Saturday, November 14, 2009

When less health care makes sense

One seemingly contradictory notion in health reform, which generally aims to improve everyone's access to health care services, is that in most medical situations, less is actually more. I've written previously about why it may be better to "just say no" to blood tests that you don't really need. Recently, published an article that highlighted several medical tests or procedures that doctors commonly provide, but probably have no health benefit compared to no treatment or safer, less expensive therapies. I list these below, with links to some relevant scientific articles and guidelines:

1) Vertebroplasty for spinal fractures from osteoporosis

2) Minimially invasive ("robotic") surgery for prostate cancer

3) Continuous fetal heart rate monitoring during labor

4) Coronary artery disease screening

5) Excessive high-tech (CT) imaging

6) Newer drugs for schizophrenia (remember my mental health success story? That patient likely would have done just as well taking an older, cheaper drug with fewer side effects)

7) Hospitalizations for syncope (fainting spells)

8) Spinal fusion for back pain

9) Knee arthroscopy for arthritis

The Forbes article suggests that as much as $650 billion of the United States's $2.5 trillion annual health care expenditures are probably unnecessary; other experts, such as the New America Foundation's Shannon Brownlee, suggest that the tab could be even more. (If you want to read more about this issue, I strongly recommend her book Overtreated: Why Too Much Medicine is Making Us Sicker and Poorer.)

If these therapies don't work, then why do doctors keep providing them, and insurers, for the most part, keep paying for them?

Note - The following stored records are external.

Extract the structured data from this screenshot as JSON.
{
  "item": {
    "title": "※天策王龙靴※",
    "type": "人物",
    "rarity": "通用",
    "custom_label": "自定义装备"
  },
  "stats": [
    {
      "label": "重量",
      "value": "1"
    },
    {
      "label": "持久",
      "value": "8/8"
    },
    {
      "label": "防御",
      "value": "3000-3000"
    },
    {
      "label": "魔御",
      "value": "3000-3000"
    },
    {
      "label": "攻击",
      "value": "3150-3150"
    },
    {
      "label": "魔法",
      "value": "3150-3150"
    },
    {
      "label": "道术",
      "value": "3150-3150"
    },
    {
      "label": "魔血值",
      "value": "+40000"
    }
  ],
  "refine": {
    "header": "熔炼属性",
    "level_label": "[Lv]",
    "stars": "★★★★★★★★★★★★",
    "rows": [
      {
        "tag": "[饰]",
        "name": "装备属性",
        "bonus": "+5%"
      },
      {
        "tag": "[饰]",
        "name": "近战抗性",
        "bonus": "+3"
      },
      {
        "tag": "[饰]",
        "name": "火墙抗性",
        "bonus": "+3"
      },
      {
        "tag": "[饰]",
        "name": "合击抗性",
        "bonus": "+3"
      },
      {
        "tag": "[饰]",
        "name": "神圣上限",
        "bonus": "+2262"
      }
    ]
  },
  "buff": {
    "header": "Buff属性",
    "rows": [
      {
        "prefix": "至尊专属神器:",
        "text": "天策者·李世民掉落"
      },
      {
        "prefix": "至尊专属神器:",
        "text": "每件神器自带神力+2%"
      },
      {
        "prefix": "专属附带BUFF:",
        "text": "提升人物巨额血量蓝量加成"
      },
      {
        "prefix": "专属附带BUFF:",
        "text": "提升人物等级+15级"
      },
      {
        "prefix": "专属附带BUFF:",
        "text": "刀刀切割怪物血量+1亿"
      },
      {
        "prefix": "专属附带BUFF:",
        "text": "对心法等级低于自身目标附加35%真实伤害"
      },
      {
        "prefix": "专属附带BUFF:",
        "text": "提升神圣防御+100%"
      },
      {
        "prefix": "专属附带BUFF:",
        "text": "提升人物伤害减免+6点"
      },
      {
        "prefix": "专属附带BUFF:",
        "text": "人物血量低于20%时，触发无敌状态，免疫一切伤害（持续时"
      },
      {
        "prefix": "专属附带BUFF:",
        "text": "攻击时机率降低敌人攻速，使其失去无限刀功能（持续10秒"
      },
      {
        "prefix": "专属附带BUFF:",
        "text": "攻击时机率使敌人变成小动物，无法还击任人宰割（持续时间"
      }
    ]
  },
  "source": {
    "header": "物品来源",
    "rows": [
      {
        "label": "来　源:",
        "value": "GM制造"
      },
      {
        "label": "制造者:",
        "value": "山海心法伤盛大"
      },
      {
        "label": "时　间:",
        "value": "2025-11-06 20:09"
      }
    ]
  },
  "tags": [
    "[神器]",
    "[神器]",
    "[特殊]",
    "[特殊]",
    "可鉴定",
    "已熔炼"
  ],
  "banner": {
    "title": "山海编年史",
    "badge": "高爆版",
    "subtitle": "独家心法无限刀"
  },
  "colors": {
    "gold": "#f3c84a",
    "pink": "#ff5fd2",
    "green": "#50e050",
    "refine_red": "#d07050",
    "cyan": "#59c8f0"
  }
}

Are they just not familiar with the evidence? Do they have some ulterior financial motive? Or is there something else going on here? What do you think?